Hospital rankings have long been a staple of healthcare reviews, but they’re no longer an infallible measure of quality.
As healthcare companies scramble to improve the quality of their care, the ranking has become increasingly subjective.
Hospitals can be as good or as bad as the ratings they receive.
“There are a lot of factors to consider when evaluating a hospital,” said Paul F. DeAngelis, a professor at the Johns Hopkins University Bloomberg School of Public Health.
“What does it cost, what does it provide, what are the health outcomes, what is its capacity, what kind of access to the community is there, what kinds of resources do they have?”
The most comprehensive data on hospital quality comes from the National Hospital Ambulatory Medical Care Survey, which is conducted every five years.
The survey asks a series of questions about a hospital’s overall health and patient care and provides a comprehensive snapshot of the nation’s medical and surgical facilities.
The rankings are based on a hospital-by-hospital comparison, not an individual hospital’s score.
But because they’re not the only way to compare hospitals, the rankings can be misleading, experts said.
The top hospital in every state is considered the best in the country, and every state’s top three are ranked top 10, according to the study.

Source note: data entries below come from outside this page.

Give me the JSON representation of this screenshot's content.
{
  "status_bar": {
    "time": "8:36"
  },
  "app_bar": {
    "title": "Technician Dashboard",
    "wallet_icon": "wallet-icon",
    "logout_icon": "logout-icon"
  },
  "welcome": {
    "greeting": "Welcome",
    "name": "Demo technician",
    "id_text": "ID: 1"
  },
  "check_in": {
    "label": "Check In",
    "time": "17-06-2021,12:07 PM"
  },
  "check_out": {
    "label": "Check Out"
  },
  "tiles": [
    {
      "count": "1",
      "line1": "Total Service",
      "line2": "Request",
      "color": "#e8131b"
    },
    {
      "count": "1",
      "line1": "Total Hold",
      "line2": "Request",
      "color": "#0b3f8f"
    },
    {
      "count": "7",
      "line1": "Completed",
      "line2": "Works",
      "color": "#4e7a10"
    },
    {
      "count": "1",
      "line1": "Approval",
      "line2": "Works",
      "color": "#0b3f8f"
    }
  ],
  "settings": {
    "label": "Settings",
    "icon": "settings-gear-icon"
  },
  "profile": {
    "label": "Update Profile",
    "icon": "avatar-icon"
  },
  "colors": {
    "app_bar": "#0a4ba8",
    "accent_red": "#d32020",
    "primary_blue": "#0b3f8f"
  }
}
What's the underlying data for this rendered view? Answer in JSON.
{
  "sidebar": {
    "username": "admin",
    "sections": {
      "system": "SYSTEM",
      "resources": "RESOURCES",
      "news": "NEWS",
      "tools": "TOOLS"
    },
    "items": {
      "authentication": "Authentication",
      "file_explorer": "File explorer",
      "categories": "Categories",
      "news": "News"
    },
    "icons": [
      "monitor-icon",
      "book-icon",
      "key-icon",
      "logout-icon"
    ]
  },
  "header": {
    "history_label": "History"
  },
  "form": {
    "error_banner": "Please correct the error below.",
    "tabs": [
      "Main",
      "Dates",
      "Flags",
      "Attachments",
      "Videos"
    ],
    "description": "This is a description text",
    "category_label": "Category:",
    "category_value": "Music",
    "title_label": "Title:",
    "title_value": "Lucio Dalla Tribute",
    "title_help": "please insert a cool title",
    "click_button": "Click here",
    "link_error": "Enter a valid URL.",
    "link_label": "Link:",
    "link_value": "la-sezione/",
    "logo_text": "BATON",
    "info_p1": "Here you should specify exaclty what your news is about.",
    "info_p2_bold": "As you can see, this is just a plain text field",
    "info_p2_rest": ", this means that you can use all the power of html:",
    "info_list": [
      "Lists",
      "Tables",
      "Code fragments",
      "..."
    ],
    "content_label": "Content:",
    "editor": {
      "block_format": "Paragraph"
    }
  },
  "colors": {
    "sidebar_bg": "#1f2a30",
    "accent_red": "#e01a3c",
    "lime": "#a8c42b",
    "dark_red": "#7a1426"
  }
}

The best hospital ranked in each state is weighted based on the average number of patients treated in each facility.
The study also uses data from the Hospital Compare, a system that aggregates data from a number of sources to calculate a hospital score.
For instance, hospitals in New York and California received the most hospital-level care, but their scores in other states were lower.
The bottom of the list is ranked in order of how many hospitals in the top 20 are considered poor.
Some hospitals, like the Cleveland Clinic and University of Texas MD Anderson Cancer Center, have higher rankings than others, said Beth Shuster, a senior vice president at the Healthcare Management Institute, a group that advocates for better care in hospitals.
Shuster said that the rankings should not be taken as a measure of a hospital quality, but rather as a guide to what is most effective for a patient.
For example, some hospitals with low rankings might be better for a particular patient population, but the quality would be affected if other hospitals got better rankings, she said.
“You don’t want to be ranking a hospital with an A, a B, a C,” Shuster told The Verge.
“It’s not about who is the top or bottom.
It’s really about how do you deliver that level of care and make sure you are treating the right patients?”
Hospital rankings were first developed in the 1970s, and they are not based on any particular medical condition, Shuster added.
They are based only on the number of hospital beds per 100,000 patients, the number inpatient beds per 1,000 people, and the overall cost of health care in the state.
In 2016, the hospital rankings included data on how many beds hospitals received in the past year.
The average was 4.0.
However, some states are more diverse than others.
For the second consecutive year, New York’s top two hospitals, Bellevue Hospital and St. Barnabas Hospital, received the highest number of beds per capita, according a report from the American Hospital Association.
And despite the overall ranking, Shusters says, the fact that one of those two hospitals has a lower ranking than the next three places in the rankings does not mean that those hospitals are better.
“We are very proud of our overall hospital ranking, but I think we can all agree that we are at a very high risk of not meeting our patients’ needs,” she said in an email.
“The bottom line is that we can’t expect to meet our patients needs in a single year and expect our hospitals to be able to do it all at the same time.”
As of November, the nation had 2.6 million acute-care hospitals.
Of those, 2.3 million were considered low-performing.
Hospices in states with higher rankings tended to be less crowded, Shusters said.
In fact, hospitals that received high scores tended to have less congested hospitals than those that received low scores, according the study from the Healthcare Association.
The number of nonmedical visits per 1-day patient increased from 2.8 in 2017 to 4.3 in 2019, according data from Hospitals and Health Systems Association.
There was also a shift toward using electronic medical records, which allowed patients to record their health status and medical histories online, according hospitals and health systems.
In 2018, a record 4.1 million people used electronic medical record to record information about their health, according Healthcare Association data.
The association’s analysis showed that electronic health records had been used to record over 60 percent of all hospitalizations in the US in the year 2017.
While electronic health